■ RECORDS PROVIDED ■
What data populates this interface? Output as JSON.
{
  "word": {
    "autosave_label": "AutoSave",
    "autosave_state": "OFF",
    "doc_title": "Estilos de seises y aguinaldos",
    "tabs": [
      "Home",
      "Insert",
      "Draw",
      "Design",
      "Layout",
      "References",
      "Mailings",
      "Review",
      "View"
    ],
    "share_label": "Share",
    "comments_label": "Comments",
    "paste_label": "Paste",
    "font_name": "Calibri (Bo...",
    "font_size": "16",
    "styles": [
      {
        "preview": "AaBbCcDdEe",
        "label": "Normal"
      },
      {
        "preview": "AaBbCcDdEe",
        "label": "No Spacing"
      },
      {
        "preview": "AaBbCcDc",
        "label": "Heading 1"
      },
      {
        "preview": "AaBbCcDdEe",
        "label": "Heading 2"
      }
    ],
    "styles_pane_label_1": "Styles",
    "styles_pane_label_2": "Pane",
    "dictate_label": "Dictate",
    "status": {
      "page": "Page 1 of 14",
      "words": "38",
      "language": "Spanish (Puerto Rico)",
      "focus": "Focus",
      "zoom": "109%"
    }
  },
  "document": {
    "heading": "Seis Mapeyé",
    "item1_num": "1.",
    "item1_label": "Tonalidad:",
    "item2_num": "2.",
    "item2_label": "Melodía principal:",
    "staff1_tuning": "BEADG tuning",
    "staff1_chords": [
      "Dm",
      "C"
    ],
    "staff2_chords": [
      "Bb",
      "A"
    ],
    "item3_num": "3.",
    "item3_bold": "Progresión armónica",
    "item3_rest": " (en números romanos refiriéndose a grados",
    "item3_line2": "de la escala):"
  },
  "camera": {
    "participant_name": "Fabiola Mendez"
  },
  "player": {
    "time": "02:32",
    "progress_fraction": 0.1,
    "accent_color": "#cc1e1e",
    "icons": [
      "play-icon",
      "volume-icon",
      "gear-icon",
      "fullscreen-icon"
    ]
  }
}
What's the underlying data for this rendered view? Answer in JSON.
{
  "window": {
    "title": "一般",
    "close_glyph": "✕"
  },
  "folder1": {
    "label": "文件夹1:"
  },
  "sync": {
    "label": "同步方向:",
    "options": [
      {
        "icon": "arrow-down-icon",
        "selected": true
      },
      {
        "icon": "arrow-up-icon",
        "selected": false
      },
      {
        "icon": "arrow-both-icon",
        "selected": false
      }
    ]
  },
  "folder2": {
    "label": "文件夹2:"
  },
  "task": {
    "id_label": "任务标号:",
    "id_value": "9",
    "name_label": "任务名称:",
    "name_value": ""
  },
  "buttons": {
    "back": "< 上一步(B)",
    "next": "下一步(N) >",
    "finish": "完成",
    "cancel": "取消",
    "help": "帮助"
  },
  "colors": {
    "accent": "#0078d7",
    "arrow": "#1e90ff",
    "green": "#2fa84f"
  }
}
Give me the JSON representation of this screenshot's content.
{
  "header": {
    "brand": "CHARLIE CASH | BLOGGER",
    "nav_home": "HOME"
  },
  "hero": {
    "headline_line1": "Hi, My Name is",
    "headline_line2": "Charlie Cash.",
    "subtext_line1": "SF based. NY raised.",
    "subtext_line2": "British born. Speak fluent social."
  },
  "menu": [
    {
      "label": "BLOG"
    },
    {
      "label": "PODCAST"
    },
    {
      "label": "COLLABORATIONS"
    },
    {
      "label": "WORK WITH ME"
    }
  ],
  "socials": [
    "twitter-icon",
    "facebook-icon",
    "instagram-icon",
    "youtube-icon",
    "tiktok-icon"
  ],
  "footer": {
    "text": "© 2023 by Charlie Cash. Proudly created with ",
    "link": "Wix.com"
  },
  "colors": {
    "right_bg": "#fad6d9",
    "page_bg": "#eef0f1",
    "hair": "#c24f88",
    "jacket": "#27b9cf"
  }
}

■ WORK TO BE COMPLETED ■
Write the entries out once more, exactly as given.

■ RESULT ■
What data populates this interface? Output as JSON.
{
  "word": {
    "autosave_label": "AutoSave",
    "autosave_state": "OFF",
    "doc_title": "Estilos de seises y aguinaldos",
    "tabs": [
      "Home",
      "Insert",
      "Draw",
      "Design",
      "Layout",
      "References",
      "Mailings",
      "Review",
      "View"
    ],
    "share_label": "Share",
    "comments_label": "Comments",
    "paste_label": "Paste",
    "font_name": "Calibri (Bo...",
    "font_size": "16",
    "styles": [
      {
        "preview": "AaBbCcDdEe",
        "label": "Normal"
      },
      {
        "preview": "AaBbCcDdEe",
        "label": "No Spacing"
      },
      {
        "preview": "AaBbCcDc",
        "label": "Heading 1"
      },
      {
        "preview": "AaBbCcDdEe",
        "label": "Heading 2"
      }
    ],
    "styles_pane_label_1": "Styles",
    "styles_pane_label_2": "Pane",
    "dictate_label": "Dictate",
    "status": {
      "page": "Page 1 of 14",
      "words": "38",
      "language": "Spanish (Puerto Rico)",
      "focus": "Focus",
      "zoom": "109%"
    }
  },
  "document": {
    "heading": "Seis Mapeyé",
    "item1_num": "1.",
    "item1_label": "Tonalidad:",
    "item2_num": "2.",
    "item2_label": "Melodía principal:",
    "staff1_tuning": "BEADG tuning",
    "staff1_chords": [
      "Dm",
      "C"
    ],
    "staff2_chords": [
      "Bb",
      "A"
    ],
    "item3_num": "3.",
    "item3_bold": "Progresión armónica",
    "item3_rest": " (en números romanos refiriéndose a grados",
    "item3_line2": "de la escala):"
  },
  "camera": {
    "participant_name": "Fabiola Mendez"
  },
  "player": {
    "time": "02:32",
    "progress_fraction": 0.1,
    "accent_color": "#cc1e1e",
    "icons": [
      "play-icon",
      "volume-icon",
      "gear-icon",
      "fullscreen-icon"
    ]
  }
}
What's the underlying data for this rendered view? Answer in JSON.
{
  "window": {
    "title": "一般",
    "close_glyph": "✕"
  },
  "folder1": {
    "label": "文件夹1:"
  },
  "sync": {
    "label": "同步方向:",
    "options": [
      {
        "icon": "arrow-down-icon",
        "selected": true
      },
      {
        "icon": "arrow-up-icon",
        "selected": false
      },
      {
        "icon": "arrow-both-icon",
        "selected": false
      }
    ]
  },
  "folder2": {
    "label": "文件夹2:"
  },
  "task": {
    "id_label": "任务标号:",
    "id_value": "9",
    "name_label": "任务名称:",
    "name_value": ""
  },
  "buttons": {
    "back": "< 上一步(B)",
    "next": "下一步(N) >",
    "finish": "完成",
    "cancel": "取消",
    "help": "帮助"
  },
  "colors": {
    "accent": "#0078d7",
    "arrow": "#1e90ff",
    "green": "#2fa84f"
  }
}
Give me the JSON representation of this screenshot's content.
{
  "header": {
    "brand": "CHARLIE CASH | BLOGGER",
    "nav_home": "HOME"
  },
  "hero": {
    "headline_line1": "Hi, My Name is",
    "headline_line2": "Charlie Cash.",
    "subtext_line1": "SF based. NY raised.",
    "subtext_line2": "British born. Speak fluent social."
  },
  "menu": [
    {
      "label": "BLOG"
    },
    {
      "label": "PODCAST"
    },
    {
      "label": "COLLABORATIONS"
    },
    {
      "label": "WORK WITH ME"
    }
  ],
  "socials": [
    "twitter-icon",
    "facebook-icon",
    "instagram-icon",
    "youtube-icon",
    "tiktok-icon"
  ],
  "footer": {
    "text": "© 2023 by Charlie Cash. Proudly created with ",
    "link": "Wix.com"
  },
  "colors": {
    "right_bg": "#fad6d9",
    "page_bg": "#eef0f1",
    "hair": "#c24f88",
    "jacket": "#27b9cf"
  }
}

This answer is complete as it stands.